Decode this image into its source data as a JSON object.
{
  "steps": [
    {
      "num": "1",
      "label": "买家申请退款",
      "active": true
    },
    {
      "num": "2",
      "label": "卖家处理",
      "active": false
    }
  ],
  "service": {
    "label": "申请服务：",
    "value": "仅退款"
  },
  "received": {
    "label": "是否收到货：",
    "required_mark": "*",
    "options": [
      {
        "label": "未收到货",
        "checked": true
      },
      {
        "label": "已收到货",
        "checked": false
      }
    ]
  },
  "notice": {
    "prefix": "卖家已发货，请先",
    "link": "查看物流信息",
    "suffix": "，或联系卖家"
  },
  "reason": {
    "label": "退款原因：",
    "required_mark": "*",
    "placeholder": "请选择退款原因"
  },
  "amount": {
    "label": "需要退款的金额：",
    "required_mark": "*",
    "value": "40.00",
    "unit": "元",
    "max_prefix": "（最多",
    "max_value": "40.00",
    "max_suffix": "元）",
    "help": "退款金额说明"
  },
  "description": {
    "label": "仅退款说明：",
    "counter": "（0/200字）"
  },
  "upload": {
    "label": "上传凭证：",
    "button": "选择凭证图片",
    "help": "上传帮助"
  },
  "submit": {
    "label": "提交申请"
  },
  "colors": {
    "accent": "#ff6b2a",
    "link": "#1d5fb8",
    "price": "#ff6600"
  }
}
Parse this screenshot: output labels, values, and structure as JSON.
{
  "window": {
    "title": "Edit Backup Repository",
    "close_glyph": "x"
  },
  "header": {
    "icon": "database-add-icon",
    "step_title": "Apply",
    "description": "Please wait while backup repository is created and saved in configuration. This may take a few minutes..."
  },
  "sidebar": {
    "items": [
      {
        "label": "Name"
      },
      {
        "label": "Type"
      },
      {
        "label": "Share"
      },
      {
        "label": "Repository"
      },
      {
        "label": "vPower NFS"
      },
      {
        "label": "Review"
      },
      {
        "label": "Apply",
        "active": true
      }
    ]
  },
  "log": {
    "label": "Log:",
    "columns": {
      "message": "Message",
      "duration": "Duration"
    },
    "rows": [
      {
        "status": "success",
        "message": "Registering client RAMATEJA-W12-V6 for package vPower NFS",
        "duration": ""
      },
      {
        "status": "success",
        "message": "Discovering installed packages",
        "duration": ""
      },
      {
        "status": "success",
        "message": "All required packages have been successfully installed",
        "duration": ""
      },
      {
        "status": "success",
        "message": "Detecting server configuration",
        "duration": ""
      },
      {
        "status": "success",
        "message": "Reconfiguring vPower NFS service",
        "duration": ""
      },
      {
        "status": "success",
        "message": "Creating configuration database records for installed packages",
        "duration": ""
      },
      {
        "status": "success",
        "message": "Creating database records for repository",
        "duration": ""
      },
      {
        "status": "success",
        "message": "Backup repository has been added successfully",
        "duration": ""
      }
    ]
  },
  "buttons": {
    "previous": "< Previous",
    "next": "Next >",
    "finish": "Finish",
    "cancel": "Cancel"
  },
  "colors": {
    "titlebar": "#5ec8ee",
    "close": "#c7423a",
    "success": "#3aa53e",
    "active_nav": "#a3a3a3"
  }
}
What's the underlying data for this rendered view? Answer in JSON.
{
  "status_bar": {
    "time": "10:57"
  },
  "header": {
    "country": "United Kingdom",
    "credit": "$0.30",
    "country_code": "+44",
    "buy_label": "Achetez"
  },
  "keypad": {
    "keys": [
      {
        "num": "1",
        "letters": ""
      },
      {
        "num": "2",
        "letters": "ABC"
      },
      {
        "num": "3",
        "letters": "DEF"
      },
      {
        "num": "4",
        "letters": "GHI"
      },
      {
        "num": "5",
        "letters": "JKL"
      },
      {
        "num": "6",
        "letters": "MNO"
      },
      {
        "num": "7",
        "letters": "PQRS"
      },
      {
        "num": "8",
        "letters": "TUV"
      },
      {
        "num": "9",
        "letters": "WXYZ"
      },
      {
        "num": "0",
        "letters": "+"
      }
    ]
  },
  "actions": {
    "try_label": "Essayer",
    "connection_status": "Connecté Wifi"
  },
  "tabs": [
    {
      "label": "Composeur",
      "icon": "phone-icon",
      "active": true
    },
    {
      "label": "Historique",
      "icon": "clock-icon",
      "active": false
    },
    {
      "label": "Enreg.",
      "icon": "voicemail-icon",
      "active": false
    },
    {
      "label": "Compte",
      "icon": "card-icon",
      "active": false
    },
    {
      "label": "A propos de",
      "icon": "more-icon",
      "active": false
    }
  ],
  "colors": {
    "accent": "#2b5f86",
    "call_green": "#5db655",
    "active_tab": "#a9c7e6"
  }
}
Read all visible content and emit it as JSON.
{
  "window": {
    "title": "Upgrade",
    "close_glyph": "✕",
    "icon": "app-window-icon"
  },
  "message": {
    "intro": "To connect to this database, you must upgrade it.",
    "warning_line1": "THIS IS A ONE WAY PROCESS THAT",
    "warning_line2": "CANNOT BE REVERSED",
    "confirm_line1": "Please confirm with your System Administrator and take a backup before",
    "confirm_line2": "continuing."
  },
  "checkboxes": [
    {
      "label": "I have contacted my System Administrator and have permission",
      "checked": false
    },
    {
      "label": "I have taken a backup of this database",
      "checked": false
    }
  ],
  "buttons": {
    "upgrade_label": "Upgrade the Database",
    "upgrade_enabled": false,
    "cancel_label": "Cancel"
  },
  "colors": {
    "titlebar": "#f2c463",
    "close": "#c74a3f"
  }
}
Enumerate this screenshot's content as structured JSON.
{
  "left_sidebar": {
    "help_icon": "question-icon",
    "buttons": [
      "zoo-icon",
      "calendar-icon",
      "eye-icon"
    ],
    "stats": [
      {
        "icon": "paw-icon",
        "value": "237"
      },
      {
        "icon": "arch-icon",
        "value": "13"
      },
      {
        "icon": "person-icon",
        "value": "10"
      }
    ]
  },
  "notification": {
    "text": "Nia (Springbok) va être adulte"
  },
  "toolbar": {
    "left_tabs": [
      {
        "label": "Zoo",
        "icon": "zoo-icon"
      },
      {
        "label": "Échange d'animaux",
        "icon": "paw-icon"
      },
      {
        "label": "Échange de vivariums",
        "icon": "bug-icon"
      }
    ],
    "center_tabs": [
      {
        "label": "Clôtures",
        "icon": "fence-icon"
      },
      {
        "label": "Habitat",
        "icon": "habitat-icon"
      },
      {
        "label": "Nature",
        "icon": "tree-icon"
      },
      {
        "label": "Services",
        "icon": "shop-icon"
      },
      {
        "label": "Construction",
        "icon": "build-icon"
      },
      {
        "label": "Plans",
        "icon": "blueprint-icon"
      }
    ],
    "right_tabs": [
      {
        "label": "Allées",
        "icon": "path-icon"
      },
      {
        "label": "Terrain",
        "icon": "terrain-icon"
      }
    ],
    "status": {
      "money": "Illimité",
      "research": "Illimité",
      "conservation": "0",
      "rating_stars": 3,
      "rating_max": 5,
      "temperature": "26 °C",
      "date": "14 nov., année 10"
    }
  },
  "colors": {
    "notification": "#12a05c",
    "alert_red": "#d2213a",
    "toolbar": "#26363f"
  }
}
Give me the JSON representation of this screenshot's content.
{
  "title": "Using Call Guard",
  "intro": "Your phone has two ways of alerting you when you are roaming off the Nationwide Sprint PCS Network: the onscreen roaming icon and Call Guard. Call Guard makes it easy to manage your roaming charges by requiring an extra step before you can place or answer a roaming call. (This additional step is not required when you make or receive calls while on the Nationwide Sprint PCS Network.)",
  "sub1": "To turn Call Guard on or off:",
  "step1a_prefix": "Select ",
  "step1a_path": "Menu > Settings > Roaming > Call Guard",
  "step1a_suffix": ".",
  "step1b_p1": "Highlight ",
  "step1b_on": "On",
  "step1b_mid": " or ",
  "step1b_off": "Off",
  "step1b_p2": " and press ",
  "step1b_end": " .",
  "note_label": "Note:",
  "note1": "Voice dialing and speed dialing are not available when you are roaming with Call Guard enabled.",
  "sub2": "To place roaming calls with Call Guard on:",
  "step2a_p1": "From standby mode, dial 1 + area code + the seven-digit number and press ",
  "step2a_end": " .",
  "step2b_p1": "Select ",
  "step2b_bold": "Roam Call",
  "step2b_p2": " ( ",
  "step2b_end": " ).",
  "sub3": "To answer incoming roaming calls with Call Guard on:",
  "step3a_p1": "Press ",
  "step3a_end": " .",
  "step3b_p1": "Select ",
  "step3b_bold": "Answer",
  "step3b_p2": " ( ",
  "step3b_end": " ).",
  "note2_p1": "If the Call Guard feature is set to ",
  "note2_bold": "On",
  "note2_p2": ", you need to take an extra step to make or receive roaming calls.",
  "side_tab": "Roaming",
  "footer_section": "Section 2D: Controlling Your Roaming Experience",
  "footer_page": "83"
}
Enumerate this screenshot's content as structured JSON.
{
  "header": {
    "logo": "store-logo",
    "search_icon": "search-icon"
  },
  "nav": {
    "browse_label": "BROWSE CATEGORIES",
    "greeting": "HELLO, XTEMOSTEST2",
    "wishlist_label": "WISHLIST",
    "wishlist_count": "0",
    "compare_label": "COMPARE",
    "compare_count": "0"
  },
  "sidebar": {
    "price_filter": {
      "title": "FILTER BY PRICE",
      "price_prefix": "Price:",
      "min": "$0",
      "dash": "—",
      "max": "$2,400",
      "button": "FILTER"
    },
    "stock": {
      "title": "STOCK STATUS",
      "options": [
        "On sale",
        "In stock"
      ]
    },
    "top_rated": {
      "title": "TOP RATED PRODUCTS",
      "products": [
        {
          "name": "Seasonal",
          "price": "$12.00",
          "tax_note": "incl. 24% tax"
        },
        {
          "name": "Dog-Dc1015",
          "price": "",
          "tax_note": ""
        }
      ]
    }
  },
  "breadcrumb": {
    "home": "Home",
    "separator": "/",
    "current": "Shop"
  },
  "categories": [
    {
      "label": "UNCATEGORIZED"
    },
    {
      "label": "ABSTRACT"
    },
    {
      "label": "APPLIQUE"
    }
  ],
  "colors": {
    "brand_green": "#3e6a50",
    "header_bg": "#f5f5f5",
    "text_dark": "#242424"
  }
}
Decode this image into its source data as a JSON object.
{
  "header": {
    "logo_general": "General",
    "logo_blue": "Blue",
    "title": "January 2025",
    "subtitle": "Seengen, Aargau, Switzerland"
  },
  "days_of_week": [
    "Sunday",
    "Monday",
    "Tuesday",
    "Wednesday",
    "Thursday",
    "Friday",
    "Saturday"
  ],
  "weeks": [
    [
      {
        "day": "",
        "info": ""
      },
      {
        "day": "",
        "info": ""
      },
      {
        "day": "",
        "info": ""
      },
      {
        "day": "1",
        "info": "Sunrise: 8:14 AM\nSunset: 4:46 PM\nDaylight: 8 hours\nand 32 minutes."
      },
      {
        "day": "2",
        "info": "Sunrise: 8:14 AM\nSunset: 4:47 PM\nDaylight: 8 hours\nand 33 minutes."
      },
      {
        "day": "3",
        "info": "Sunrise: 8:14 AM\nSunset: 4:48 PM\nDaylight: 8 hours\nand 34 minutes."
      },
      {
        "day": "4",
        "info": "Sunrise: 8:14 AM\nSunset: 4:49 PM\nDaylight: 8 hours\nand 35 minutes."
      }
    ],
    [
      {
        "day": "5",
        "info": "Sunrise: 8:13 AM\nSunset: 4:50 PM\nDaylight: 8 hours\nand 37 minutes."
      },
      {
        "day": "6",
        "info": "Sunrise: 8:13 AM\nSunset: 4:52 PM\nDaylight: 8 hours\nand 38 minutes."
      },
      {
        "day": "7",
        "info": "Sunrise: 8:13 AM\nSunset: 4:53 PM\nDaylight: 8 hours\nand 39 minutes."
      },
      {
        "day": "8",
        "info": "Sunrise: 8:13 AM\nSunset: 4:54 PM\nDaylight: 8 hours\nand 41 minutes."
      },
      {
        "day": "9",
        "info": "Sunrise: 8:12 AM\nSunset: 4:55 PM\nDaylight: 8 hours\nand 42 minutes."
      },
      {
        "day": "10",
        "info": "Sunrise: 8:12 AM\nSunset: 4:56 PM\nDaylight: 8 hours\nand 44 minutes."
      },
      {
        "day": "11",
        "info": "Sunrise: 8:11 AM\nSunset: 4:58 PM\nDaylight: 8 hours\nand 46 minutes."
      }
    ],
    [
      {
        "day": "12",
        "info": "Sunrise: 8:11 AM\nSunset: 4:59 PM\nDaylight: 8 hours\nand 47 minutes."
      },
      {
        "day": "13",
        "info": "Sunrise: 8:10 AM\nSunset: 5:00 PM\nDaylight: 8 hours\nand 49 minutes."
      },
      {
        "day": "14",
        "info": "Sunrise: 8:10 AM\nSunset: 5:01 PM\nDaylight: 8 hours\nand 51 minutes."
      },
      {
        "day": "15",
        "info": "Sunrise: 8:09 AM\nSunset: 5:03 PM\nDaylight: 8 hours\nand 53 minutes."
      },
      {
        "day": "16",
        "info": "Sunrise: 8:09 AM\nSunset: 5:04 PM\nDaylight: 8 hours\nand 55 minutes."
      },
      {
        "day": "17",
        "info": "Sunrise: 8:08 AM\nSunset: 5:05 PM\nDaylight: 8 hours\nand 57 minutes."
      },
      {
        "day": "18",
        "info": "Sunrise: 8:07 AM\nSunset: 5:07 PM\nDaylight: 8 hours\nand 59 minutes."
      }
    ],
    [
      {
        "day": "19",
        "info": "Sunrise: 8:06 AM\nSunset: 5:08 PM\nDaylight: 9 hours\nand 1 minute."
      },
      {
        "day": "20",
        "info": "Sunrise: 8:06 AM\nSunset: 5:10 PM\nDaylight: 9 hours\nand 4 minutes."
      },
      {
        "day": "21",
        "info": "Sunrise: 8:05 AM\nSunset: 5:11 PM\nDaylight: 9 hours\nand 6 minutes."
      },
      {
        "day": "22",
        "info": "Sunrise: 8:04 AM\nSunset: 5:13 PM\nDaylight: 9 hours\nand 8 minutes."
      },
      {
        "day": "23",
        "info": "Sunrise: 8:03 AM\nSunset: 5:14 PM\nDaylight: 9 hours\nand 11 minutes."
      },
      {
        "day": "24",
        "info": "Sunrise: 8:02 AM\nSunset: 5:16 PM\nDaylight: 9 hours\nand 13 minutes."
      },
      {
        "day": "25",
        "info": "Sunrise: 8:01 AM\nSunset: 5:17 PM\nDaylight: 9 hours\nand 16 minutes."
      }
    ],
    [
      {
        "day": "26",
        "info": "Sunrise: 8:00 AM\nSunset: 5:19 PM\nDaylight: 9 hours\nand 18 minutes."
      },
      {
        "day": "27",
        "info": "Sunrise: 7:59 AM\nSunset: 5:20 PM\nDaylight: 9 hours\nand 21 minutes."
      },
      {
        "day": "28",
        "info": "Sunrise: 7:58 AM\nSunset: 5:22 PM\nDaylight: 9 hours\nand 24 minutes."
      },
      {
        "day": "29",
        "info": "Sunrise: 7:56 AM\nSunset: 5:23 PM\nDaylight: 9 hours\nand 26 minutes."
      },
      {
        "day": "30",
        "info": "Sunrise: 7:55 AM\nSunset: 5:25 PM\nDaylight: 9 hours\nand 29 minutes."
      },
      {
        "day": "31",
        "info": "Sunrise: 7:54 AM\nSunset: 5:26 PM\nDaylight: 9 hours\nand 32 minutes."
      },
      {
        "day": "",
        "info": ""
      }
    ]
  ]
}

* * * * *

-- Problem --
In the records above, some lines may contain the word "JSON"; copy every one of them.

-- Reply --
Decode this image into its source data as a JSON object.
Parse this screenshot: output labels, values, and structure as JSON.
What's the underlying data for this rendered view? Answer in JSON.
Read all visible content and emit it as JSON.
Enumerate this screenshot's content as structured JSON.
Give me the JSON representation of this screenshot's content.
Enumerate this screenshot's content as structured JSON.
Decode this image into its source data as a JSON object.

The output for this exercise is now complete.